So far the evidence shows that prices are negotiable, which is of course what raises this question from many skeptical observers. If the law is being complied with, then the undercover investigator asking about prices should get a simple answer: “The price is being set by our expenses, and once we calculate that, I will be able to let you know.” That is not the answer that has been seen in any of these videos.
For example, in the unabridged transcript from the first video with Dr. Deborah Nucatola, she begins by stating that the price would vary from location to location. That seems reasonable. Cost would be different at different locations. However, she goes on to say near the middle of page 4 on this transcript, “I think for affiliates, at the end of the day, they’re a non-profit, they just don’t want to—they want to break even. And if they can do a little better than break even, and do so in a way that seems reasonable, they’re happy to do that.”

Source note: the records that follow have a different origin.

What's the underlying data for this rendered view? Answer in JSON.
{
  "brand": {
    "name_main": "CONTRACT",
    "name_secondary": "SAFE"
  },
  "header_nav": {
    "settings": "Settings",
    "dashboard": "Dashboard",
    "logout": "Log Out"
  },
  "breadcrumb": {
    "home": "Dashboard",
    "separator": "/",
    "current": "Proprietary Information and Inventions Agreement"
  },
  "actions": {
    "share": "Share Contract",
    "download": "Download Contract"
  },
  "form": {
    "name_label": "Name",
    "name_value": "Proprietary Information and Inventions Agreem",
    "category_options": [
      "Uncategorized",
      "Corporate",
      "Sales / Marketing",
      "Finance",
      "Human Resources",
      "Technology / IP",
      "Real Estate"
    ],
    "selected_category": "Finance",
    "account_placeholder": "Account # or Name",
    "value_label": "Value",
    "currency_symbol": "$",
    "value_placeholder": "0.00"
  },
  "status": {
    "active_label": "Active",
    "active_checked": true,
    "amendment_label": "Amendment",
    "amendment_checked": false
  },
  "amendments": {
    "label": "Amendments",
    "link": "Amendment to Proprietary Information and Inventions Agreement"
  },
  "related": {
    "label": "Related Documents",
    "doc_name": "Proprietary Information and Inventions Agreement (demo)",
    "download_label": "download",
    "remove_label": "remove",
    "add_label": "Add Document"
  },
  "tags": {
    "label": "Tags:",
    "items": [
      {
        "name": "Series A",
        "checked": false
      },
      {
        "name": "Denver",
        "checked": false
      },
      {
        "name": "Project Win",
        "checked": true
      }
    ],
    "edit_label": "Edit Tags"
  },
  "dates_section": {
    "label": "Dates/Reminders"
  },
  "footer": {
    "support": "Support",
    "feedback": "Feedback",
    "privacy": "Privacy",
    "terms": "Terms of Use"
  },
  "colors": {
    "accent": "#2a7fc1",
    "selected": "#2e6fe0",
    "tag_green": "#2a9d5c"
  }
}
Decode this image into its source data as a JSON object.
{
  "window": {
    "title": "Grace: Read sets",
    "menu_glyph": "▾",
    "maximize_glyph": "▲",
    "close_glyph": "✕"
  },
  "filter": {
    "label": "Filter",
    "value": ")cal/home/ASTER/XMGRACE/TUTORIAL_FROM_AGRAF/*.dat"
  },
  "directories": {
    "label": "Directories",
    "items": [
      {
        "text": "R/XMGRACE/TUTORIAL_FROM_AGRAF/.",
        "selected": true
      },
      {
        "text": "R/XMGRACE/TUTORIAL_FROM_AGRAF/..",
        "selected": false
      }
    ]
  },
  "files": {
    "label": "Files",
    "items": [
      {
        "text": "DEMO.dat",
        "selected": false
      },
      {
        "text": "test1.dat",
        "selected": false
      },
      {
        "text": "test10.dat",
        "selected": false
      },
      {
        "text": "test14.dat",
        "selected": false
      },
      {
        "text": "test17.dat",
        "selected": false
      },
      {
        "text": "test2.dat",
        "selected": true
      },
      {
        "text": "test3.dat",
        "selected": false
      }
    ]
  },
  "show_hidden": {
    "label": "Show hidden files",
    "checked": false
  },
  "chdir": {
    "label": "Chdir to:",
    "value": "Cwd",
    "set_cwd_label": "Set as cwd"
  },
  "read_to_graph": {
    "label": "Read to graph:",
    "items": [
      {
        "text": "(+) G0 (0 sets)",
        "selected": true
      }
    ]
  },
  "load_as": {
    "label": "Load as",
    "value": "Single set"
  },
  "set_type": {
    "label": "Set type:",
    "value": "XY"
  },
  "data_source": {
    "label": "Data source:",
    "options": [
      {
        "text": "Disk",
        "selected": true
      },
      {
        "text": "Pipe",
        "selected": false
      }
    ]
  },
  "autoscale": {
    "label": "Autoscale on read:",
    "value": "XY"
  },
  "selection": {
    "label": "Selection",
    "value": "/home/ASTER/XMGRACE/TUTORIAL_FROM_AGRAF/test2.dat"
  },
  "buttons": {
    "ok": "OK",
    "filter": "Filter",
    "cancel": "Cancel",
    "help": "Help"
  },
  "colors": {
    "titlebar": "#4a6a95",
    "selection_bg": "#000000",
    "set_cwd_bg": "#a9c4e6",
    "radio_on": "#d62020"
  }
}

I agree that they should want to break even. No non-profit wants to take a loss, or they could cease to exist. That’s not the issue at hand here. The issue is the fact that there seems to be some room for negotiability built into the pricing structure for this procedure which by federal law should not have any profit being generated from it. It would not be an issue if Planned Parenthood was making money off of publications they produce which then helps offset some of the other costs of running the organization, there would not be a problem with that. The problem is that the law of the land prohibits profit from being generated from this particular set of procedures. Therefore, it seems to be the case that there should be no room for negotiation on this issue of pricing or doing “a little better.”

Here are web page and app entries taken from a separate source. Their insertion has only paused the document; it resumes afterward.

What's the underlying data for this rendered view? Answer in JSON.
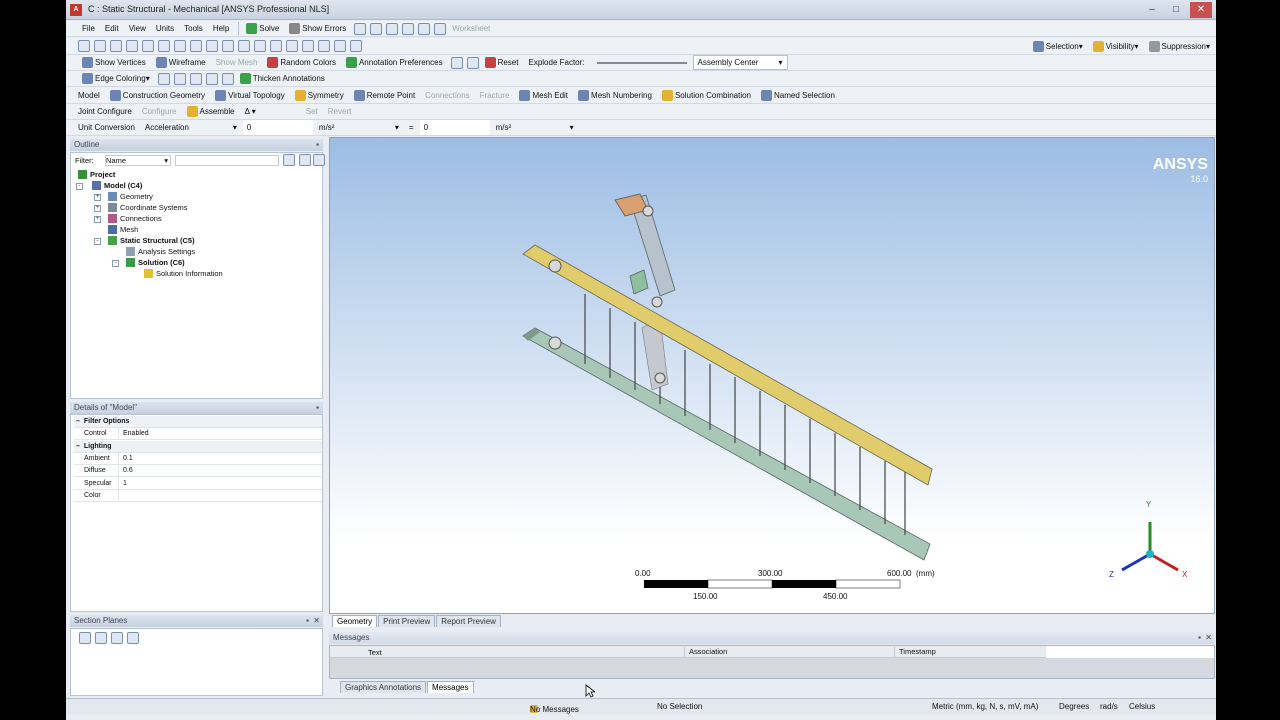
{
  "window": {
    "title": "C : Static Structural - Mechanical [ANSYS Professional NLS]",
    "app_icon": "A"
  },
  "menu": [
    "File",
    "Edit",
    "View",
    "Units",
    "Tools",
    "Help"
  ],
  "toolbar1": {
    "solve": "Solve",
    "show_errors": "Show Errors",
    "worksheet": "Worksheet",
    "selection": "Selection",
    "visibility": "Visibility",
    "suppression": "Suppression"
  },
  "toolbar2": {
    "show_vertices": "Show Vertices",
    "wireframe": "Wireframe",
    "show_mesh": "Show Mesh",
    "random_colors": "Random Colors",
    "annotation_preferences": "Annotation Preferences",
    "reset": "Reset",
    "explode_factor": "Explode Factor:",
    "assembly_center": "Assembly Center"
  },
  "toolbar3": {
    "edge_coloring": "Edge Coloring",
    "thicken_annotations": "Thicken Annotations"
  },
  "context_toolbar": {
    "model": "Model",
    "construction_geometry": "Construction Geometry",
    "virtual_topology": "Virtual Topology",
    "symmetry": "Symmetry",
    "remote_point": "Remote Point",
    "connections": "Connections",
    "fracture": "Fracture",
    "mesh_edit": "Mesh Edit",
    "mesh_numbering": "Mesh Numbering",
    "solution_combination": "Solution Combination",
    "named_selection": "Named Selection"
  },
  "joint_toolbar": {
    "joint_configure": "Joint Configure",
    "configure": "Configure",
    "assemble": "Assemble",
    "set": "Set",
    "revert": "Revert"
  },
  "unit_conversion": {
    "label": "Unit Conversion",
    "quantity": "Acceleration",
    "value1": "0",
    "unit1": "m/s²",
    "equals": "=",
    "value2": "0",
    "unit2": "m/s²"
  },
  "outline": {
    "header": "Outline",
    "filter_label": "Filter:",
    "filter_value": "Name",
    "tree": [
      {
        "label": "Project",
        "bold": true
      },
      {
        "label": "Model (C4)",
        "bold": true
      },
      {
        "label": "Geometry"
      },
      {
        "label": "Coordinate Systems"
      },
      {
        "label": "Connections"
      },
      {
        "label": "Mesh"
      },
      {
        "label": "Static Structural (C5)",
        "bold": true
      },
      {
        "label": "Analysis Settings"
      },
      {
        "label": "Solution (C6)",
        "bold": true
      },
      {
        "label": "Solution Information"
      }
    ]
  },
  "details": {
    "header": "Details of \"Model\"",
    "filter_options": "Filter Options",
    "control_label": "Control",
    "control_value": "Enabled",
    "lighting": "Lighting",
    "rows": [
      {
        "k": "Ambient",
        "v": "0.1"
      },
      {
        "k": "Diffuse",
        "v": "0.6"
      },
      {
        "k": "Specular",
        "v": "1"
      },
      {
        "k": "Color",
        "v": ""
      }
    ]
  },
  "section_planes": {
    "header": "Section Planes"
  },
  "viewport": {
    "brand": "ANSYS",
    "version": "16.0",
    "scale_unit": "(mm)",
    "scale_top": [
      "0.00",
      "300.00",
      "600.00"
    ],
    "scale_bottom": [
      "150.00",
      "450.00"
    ],
    "axis_x": "X",
    "axis_y": "Y",
    "axis_z": "Z"
  },
  "view_tabs": [
    "Geometry",
    "Print Preview",
    "Report Preview"
  ],
  "messages": {
    "header": "Messages",
    "col_text": "Text",
    "col_assoc": "Association",
    "col_time": "Timestamp"
  },
  "bottom_tabs": [
    "Graphics Annotations",
    "Messages"
  ],
  "status": {
    "messages": "No Messages",
    "selection": "No Selection",
    "units": "Metric (mm, kg, N, s, mV, mA)",
    "angle": "Degrees",
    "rate": "rad/s",
    "temp": "Celsius"
  }
}
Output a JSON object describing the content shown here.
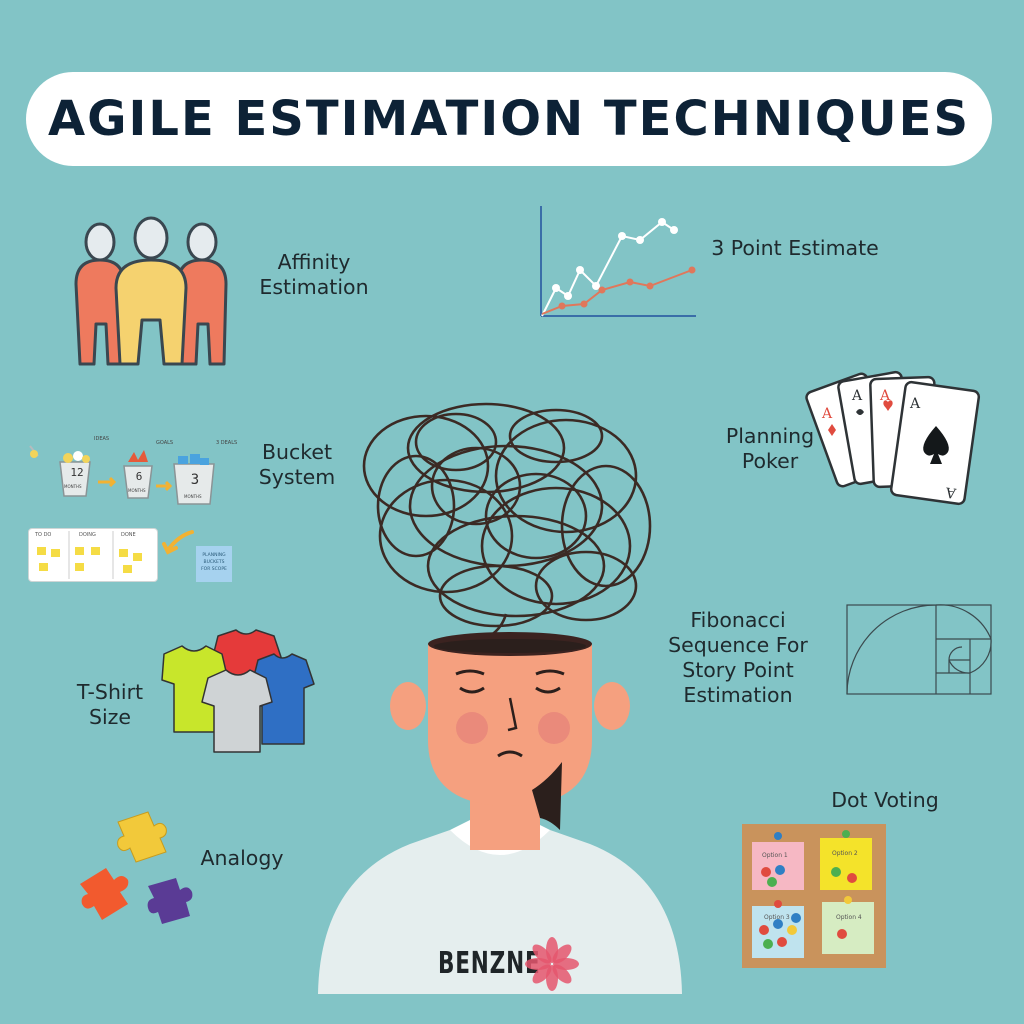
{
  "title": "AGILE ESTIMATION TECHNIQUES",
  "techniques": {
    "affinity": {
      "line1": "Affinity",
      "line2": "Estimation"
    },
    "three_point": {
      "label": "3 Point Estimate"
    },
    "bucket": {
      "line1": "Bucket",
      "line2": "System",
      "bucket_values": [
        "12",
        "6",
        "3"
      ],
      "bucket_unit": "MONTHS",
      "bucket_tags": [
        "IDEAS",
        "GOALS",
        "3 DEALS"
      ],
      "board_cols": [
        "TO DO",
        "DOING",
        "DONE"
      ],
      "note": [
        "PLANNING",
        "BUCKETS",
        "FOR SCOPE"
      ]
    },
    "poker": {
      "line1": "Planning",
      "line2": "Poker",
      "card_rank": "A"
    },
    "tshirt": {
      "line1": "T-Shirt",
      "line2": "Size"
    },
    "fibonacci": {
      "line1": "Fibonacci",
      "line2": "Sequence For",
      "line3": "Story Point",
      "line4": "Estimation"
    },
    "analogy": {
      "label": "Analogy"
    },
    "dot_voting": {
      "label": "Dot Voting",
      "options": [
        "Option 1",
        "Option 2",
        "Option 3",
        "Option 4"
      ]
    }
  },
  "brand": {
    "name": "BENZNE"
  },
  "colors": {
    "background": "#82c4c6",
    "title_text": "#0d2236",
    "accent_orange": "#ee7a5e",
    "accent_yellow": "#f5d26f"
  }
}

The unabridged transcript of the second video with Dr. Mary Gatter is just as troubling. Near the end on page 23-24, they continue discussing compensation, and again, it seems problematic that there is room for negotiation: “It’s been years since I talked about compensation, so let me just figure out what others are getting, if this is in the ballpark, it’s fine, if it’s still low then we can bump it up.” Keep in mind that the context of the conversation is about pricing specimens that would come from a specific office in Pasadena & San Gabriel Valley. As a result, there should be no room for negotiation here. If the law says that you can essentially recuperate your costs, then there should be no question about what other people or other clients are receiving. If that particular clinic is incredibly efficient and is able to make this procedure happen with lower costs, then that is what they should be able to bring in for payment. That is what the law states is allowable. It does not say that you can set your costs based upon the costs of other people.

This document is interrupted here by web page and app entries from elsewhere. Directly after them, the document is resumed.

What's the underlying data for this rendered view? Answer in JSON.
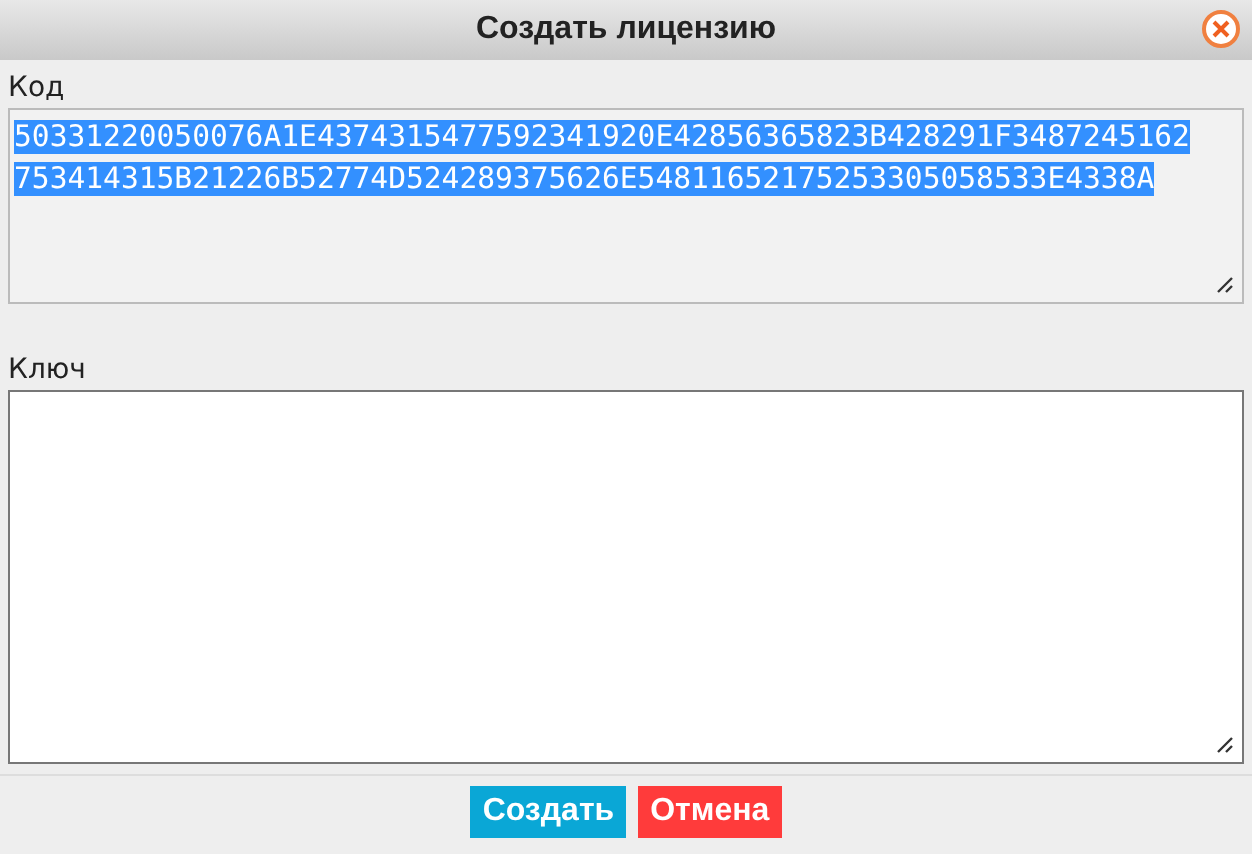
{
  "window": {
    "title": "Создать лицензию"
  },
  "code_field": {
    "label": "Код",
    "lines": [
      "50331220050076A1E4374315477592341920E42856365823B428291F3487245162",
      "753414315B21226B52774D524289375626E54811652175253305058533E4338A"
    ],
    "selected": true
  },
  "key_field": {
    "label": "Ключ"
  },
  "buttons": [
    {
      "label": "Создать",
      "kind": "primary"
    },
    {
      "label": "Отмена",
      "kind": "danger"
    }
  ]
}
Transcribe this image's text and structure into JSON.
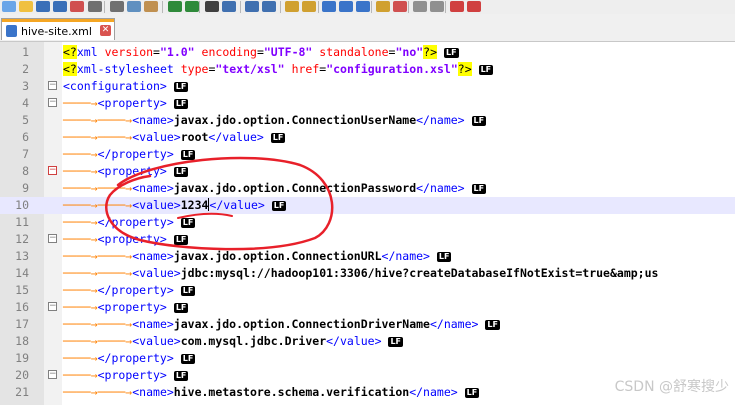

Bottom line: We should be united across the aisle on this issue. Whether you are pro-life or pro-choice, if the evidence points to a reasonable belief that there is illegal activity going on, then there is certainly reason to open an investigation into these practices. Yes, I am clearly aware that if Planned Parenthood was penalized as a result of these illegal activities, it would be a major blow to abortion access. That would be incredibly positive in the opinion of some and negative in the opinion of others. Nevertheless, when there is reasonable belief to think that any organization broken the law, then investigation is necessary regardless of your ideology.
Planned Parenthood, release the numbers and shut this entire controversy down. If you have done nothing wrong, then you absolutely have nothing to fear. Hiring PR organizations to quiet journalists and simply reasserting your innocence without any type of justification won’t do.